G’day, forex mates! If you’re looking for a potential catalyst for the Aussie, then look no further since Australia’s jobs report will be released tomorrow (Feb. 18, 12:30 am GMT).
If ya need a quick review of what happened last time, as well as what to expect for the upcoming report, then make sure to read this edition of my Forex Trading Guide.
Why is this report important?
The Australian Bureau of Statistics (ABS) releases a monthly report on how the Australian labor market is faring. This jobs report is of vital importance to both forex traders and decision-makers alike because of the positive ripple effect that a healthy labor market has on the whole economy.
Speaking of decision-makers, RBA officials noted in their meeting minutes and statement on monetary policy that strong employment growth in 2015 was one of the factors why they kept rates on hold. RBA officials also stated that they expect increasing employment will continue fueling domestic consumption.

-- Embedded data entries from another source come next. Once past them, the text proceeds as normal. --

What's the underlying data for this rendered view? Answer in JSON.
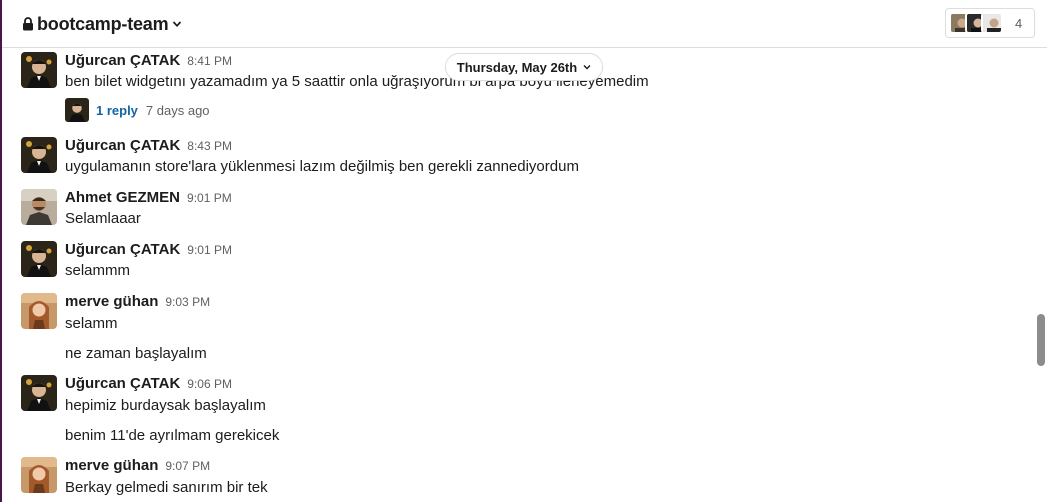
{
  "header": {
    "channel_title": "bootcamp-team",
    "member_count": "4",
    "icons": [
      "lock-icon",
      "chevron-down-icon"
    ]
  },
  "date_divider": {
    "label": "Thursday, May 26th"
  },
  "messages": [
    {
      "author": "Uğurcan ÇATAK",
      "time": "8:41 PM",
      "text": "ben bilet widgetını yazamadım ya 5 saattir onla uğraşıyorum bi arpa boyu ilerleyemedim",
      "thread": {
        "replies": "1 reply",
        "ago": "7 days ago"
      }
    },
    {
      "author": "Uğurcan ÇATAK",
      "time": "8:43 PM",
      "text": "uygulamanın store'lara yüklenmesi lazım değilmiş ben gerekli zannediyordum"
    },
    {
      "author": "Ahmet GEZMEN",
      "time": "9:01 PM",
      "text": "Selamlaaar"
    },
    {
      "author": "Uğurcan ÇATAK",
      "time": "9:01 PM",
      "text": "selammm"
    },
    {
      "author": "merve gühan",
      "time": "9:03 PM",
      "text": "selamm",
      "followup": "ne zaman başlayalım"
    },
    {
      "author": "Uğurcan ÇATAK",
      "time": "9:06 PM",
      "text": "hepimiz burdaysak başlayalım",
      "followup": "benim 11'de ayrılmam gerekicek"
    },
    {
      "author": "merve gühan",
      "time": "9:07 PM",
      "text": "Berkay gelmedi sanırım bir tek"
    }
  ],
  "colors": {
    "link": "#1264a3",
    "text": "#1d1c1d",
    "muted": "#616061",
    "border": "#dddddd",
    "sidebar_edge": "#4a154b"
  }
}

In short, rate cut expectations are also closely tied to how the labor market performs.
What happened last time?
- Employment change: -1.0K vs. -10.0K expected, +74.9K previous
- Jobless rate: 5.8% vs. 5.9% expected, 5.8% previous
- Labor force participation rate: 65.1% vs. 65.3% previous
I noted in my previous forex trading guide that “the leading labor indicators seem to be skewed towards an upside surprise,” but I also asked y’all to “consider that a large chunk of the previous month’s job gains was from part-time employment, so downgrades to the previous reading are within the realm of possibility.”
Well, I was half right on that one since employment only registered a net decrease of 1.0K jobs instead of the expected 10.0K decrease, but at the same time, the previous reading was upgraded from +71.4K to +74.9K.
However, I was kinda right in worrying that the large increase in part-time jobs would have a negative effect on the jobs report since the 1.0K net decrease in employment during the December period was due to an 18.6K reduction in part-time jobs versus a 17.6K increase in full-time jobs.
The slight decrease in net employment didn’t seem to bother the jobless rate since it held steady at 5.8%, but a closer look at the details of the report shows that the labor force participation rate dropped from 65.3% to 65.1%, which is rather gloomy since that implies that some people just gave up on looking for jobs altogether.
Overall, it wasn’t exactly an awesome jobs report, but it was relatively positive so many forex traders began to buy up the Aussie.
However, risk aversion was the dominant sentiment at the time, so Aussie bulls had a hard time pushing the Aussie higher against its forex rivals, with the exception of the higher-yielding Kiwi, which was also suffering from the general aversion to risk.
Fortunately for the Aussie bulls, risk appetite made a comeback during the U.S. session, finally allowing forex traders to push the Aussie higher against all its forex rivals.
What can forex traders expect this time?
- Employment change: +13.0K expected vs. -1.0K previous
- Jobless rate: expected to hold steady at 5.8%
For the January employment situation, the consensus among forex traders is that net employment will increase by 13.0K, but the jobless rate is expected to hold steady at 5.8%.
Browsing through some of the available leading indicators, ANZ’s job advertisement survey reported a 1.0% increase in job ads during the January period after stumbling by 0.1% previously. ANZ Chief Economist Warren Hogan also commented that jobs ads were 10.8% higher in annual terms and that he expects “moderate employment gains in early 2016 enough at least to keep the unemployment rate stable.”
Moving on, AIG’s performance of services index (PSI) advanced from 46.3 to 48.4 during the December period, which means that the contraction in the sector slowed a bit, but the employment sub-index showed a deeper contraction from 48.6 to 47.2.
Next, AIG’s performance of manufacturing index (PMI), reported that the expansion slowed down slightly from 51.9 to 51.4, but the details of the report show that the employment sub-index printed suddenly dropped from 52.4 to 47.1, which is bad news for the sector and will likely have a negative effect on the upcoming jobs report.
As for, AIG’s performance of construction index (PCI), it contracted some more, printing a 46.3 reading (46.8 previous), but its employment index printed a faster expansion (51.4 vs. 50.1 previous).
Finally, the National Australia Bank (NAB) highlighted in its Monthly Business Survey that ” Employment conditions were the most disappointing, dropping back into negative territory, which is a continuation of the stark divergence from very strong employment outcomes reported by the ABS.”
Overall, the leading labor indicators seem to lean more towards a potential downside surprise, so forex traders who are bullish on the Aussie should be extra careful.
Also, note that the Aussie’s forex price action in the past few months has been sensitive to risk sentiment, with the Aussie’s forex price action during the previous jobs report being a good example of that.
Make sure to pay attention to the prevailing risk sentiment as well, especially if you have longer-term plays in mind.